Working parents urgently need increased support during the COVID-19 pandemic, according to...read more
Human resources is the name given to what used to be Personnel. It lies at the heart of an organisation, with human resources workers responsible for everything from recruitment, identifying future recruitment needs and staff development to the overall welfare of company personnel and practices relating to employee pay. They are also responsible for ensuring good relationships between management staff and their employees. As such, many companies’ human resources director is represented at board level because they are key to the organisation’s overall strategy.
Over the years, the role of human resources has changed markedly.
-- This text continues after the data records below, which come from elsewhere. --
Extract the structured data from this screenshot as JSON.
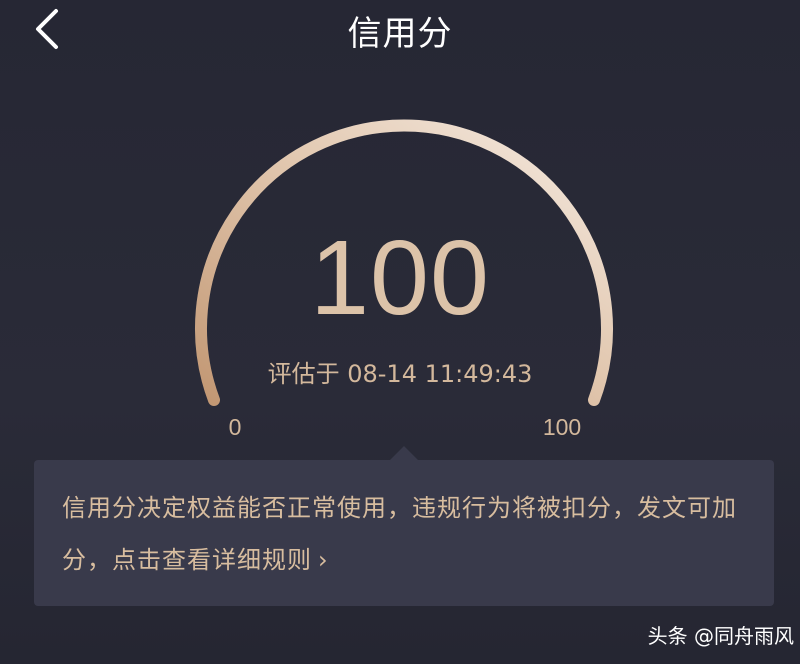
{
  "header": {
    "title": "信用分",
    "back_icon": "chevron-left-icon"
  },
  "score": {
    "value": "100",
    "min_label": "0",
    "max_label": "100",
    "level": 1.0,
    "evaluated_prefix": "评估于",
    "evaluated_time": "08-14 11:49:43"
  },
  "info": {
    "text": "信用分决定权益能否正常使用，违规行为将被扣分，发文可加分，点击查看详细规则",
    "link_icon": "chevron-right-icon",
    "link_glyph": "›"
  },
  "watermark": {
    "text": "头条 @同舟雨风"
  },
  "colors": {
    "background": "#272835",
    "gauge_start": "#c79d78",
    "gauge_end": "#f3e6da",
    "accent_text": "#d8bd9f",
    "panel": "#393a4b"
  }
}
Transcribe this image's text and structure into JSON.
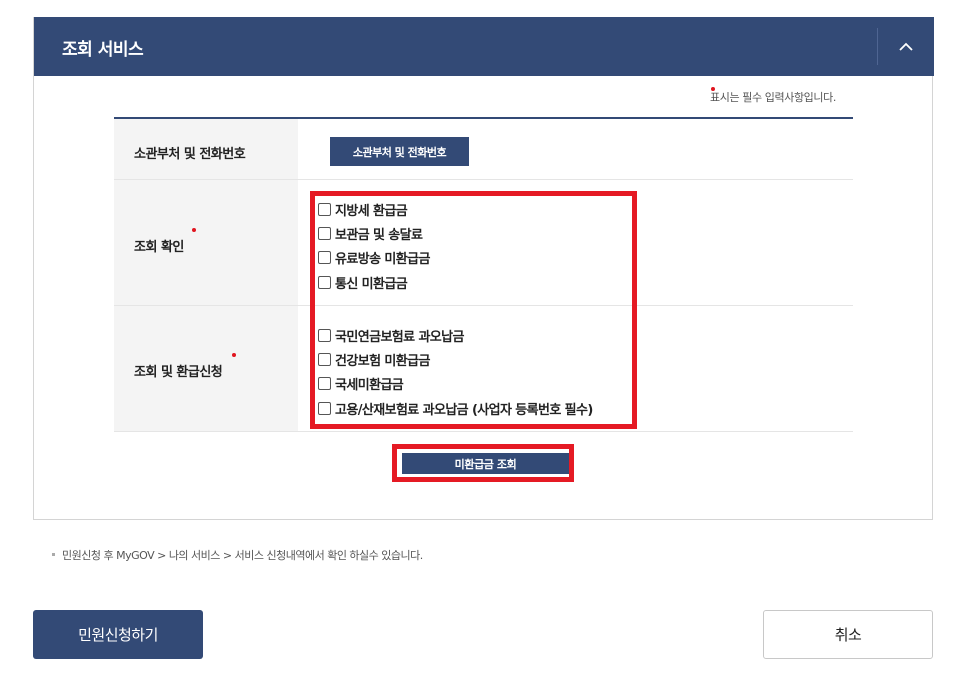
{
  "panel": {
    "title": "조회 서비스",
    "collapse_icon": "chevron-up-icon",
    "required_note": "표시는 필수 입력사항입니다."
  },
  "rows": {
    "dept": {
      "label": "소관부처 및 전화번호",
      "button": "소관부처 및 전화번호"
    },
    "inquiry": {
      "label": "조회 확인",
      "options": [
        "지방세 환급금",
        "보관금 및 송달료",
        "유료방송 미환급금",
        "통신 미환급금"
      ]
    },
    "refund": {
      "label": "조회 및 환급신청",
      "options": [
        "국민연금보험료 과오납금",
        "건강보험 미환급금",
        "국세미환급금",
        "고용/산재보험료 과오납금 (사업자 등록번호 필수)"
      ]
    }
  },
  "search_button": "미환급금 조회",
  "info_note": "민원신청 후 MyGOV > 나의 서비스 > 서비스 신청내역에서 확인 하실수 있습니다.",
  "footer": {
    "apply_button": "민원신청하기",
    "cancel_button": "취소"
  },
  "colors": {
    "primary": "#334a76",
    "required": "#e0151f",
    "highlight": "#e51a24"
  }
}
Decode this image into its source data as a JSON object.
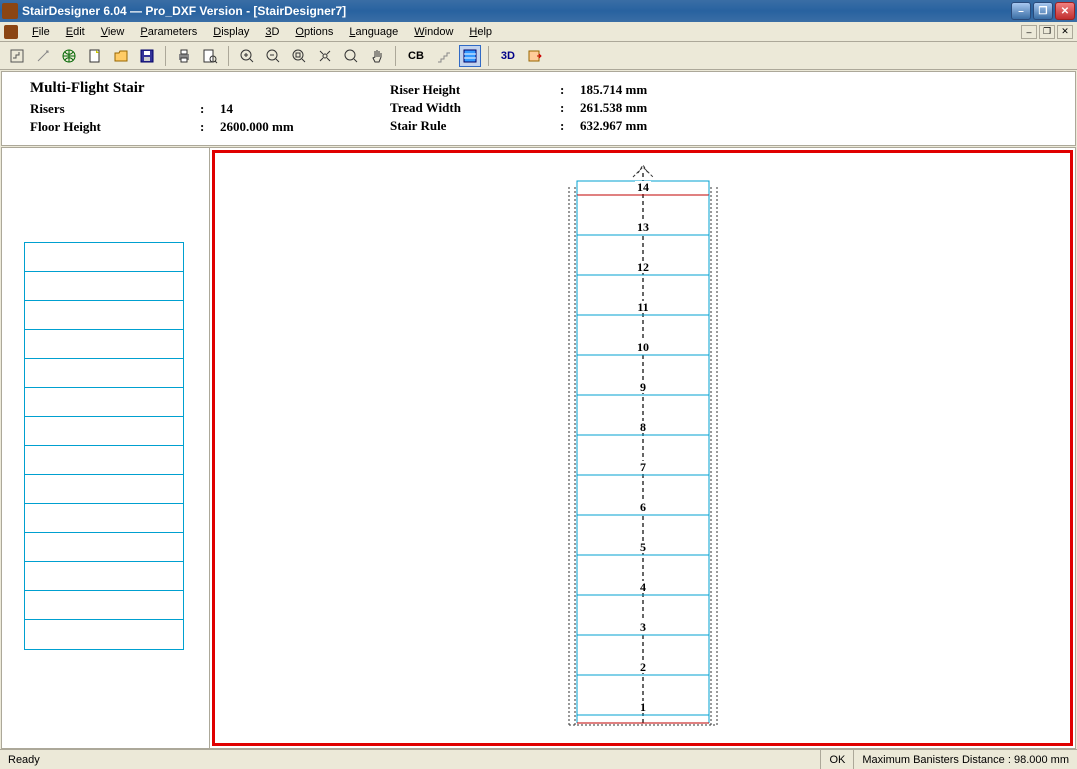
{
  "window": {
    "title": "StairDesigner 6.04 — Pro_DXF Version - [StairDesigner7]"
  },
  "menu": {
    "file": "File",
    "edit": "Edit",
    "view": "View",
    "parameters": "Parameters",
    "display": "Display",
    "three_d": "3D",
    "options": "Options",
    "language": "Language",
    "window": "Window",
    "help": "Help"
  },
  "toolbar": {
    "cb_label": "CB",
    "three_d_label": "3D"
  },
  "info": {
    "title": "Multi-Flight Stair",
    "risers_label": "Risers",
    "risers_value": "14",
    "floor_height_label": "Floor Height",
    "floor_height_value": "2600.000 mm",
    "riser_height_label": "Riser Height",
    "riser_height_value": "185.714 mm",
    "tread_width_label": "Tread Width",
    "tread_width_value": "261.538 mm",
    "stair_rule_label": "Stair Rule",
    "stair_rule_value": "632.967 mm"
  },
  "stair": {
    "steps": [
      "14",
      "13",
      "12",
      "11",
      "10",
      "9",
      "8",
      "7",
      "6",
      "5",
      "4",
      "3",
      "2",
      "1"
    ]
  },
  "status": {
    "ready": "Ready",
    "ok": "OK",
    "banisters": "Maximum Banisters Distance : 98.000 mm"
  }
}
In a chapter in the recently published book The Evolution of the Modern Workplace, David Guest and Alex Bryson describe how a growing number of workplaces have a personnel specialist in place and that an increasing proportion of these human resources workers have specialist qualifications. “Personnel management,” they write, “is becoming more embedded and more specialised.” They say that the evidence shows that, while most human resources workers are unlikely to bring innovation to an organisation and more likely to be associated with traditional work practices, some are now breaking free from this role and exercising greater autonomy, particularly in the bigger organisations.
The qualifications needed to be a human resources manager differ according to the nature and size of the company. Most employers want to see a good standard of education (GCSES and A Levels) and a willingness to work towards a relevant qualification, such as the Certificate in HR Administration or the Certificate in Personnel Practice from the Chartered Institute of Personnel and Development.
Other relevant qualifications include a BTEC HNC/HND in human resource management, business management, or even psychology. Some graduates with a more general degree subject take a postgraduate qualification in human resources management which, whilst not essential, can help secure a human resources role in the larger organisation.
Work experience can, however, be just as important as qualifications when you are starting on a human resources career. Experience of office/administrative work through, for instance, temping, can be important as can evidence of leadership and being a good team player.
This can range from dealing with the whole recruitment process, from drafting contracts to arranging inductions to aiding managers with any problems they have with staff and dealing with disciplinaries and grievances. You may also be involved in redundancy, relocation or merger processes.
Human resources workers typically do a 37.5 hour week, Monday to Friday, although some roles may involve weekend or evening work. Part-time hours, job shares, and temporary contracts are often available, particularly in larger companies. Human resources roles are largely office-based, although at times the job may require travel, particularly if the company has bases in several places.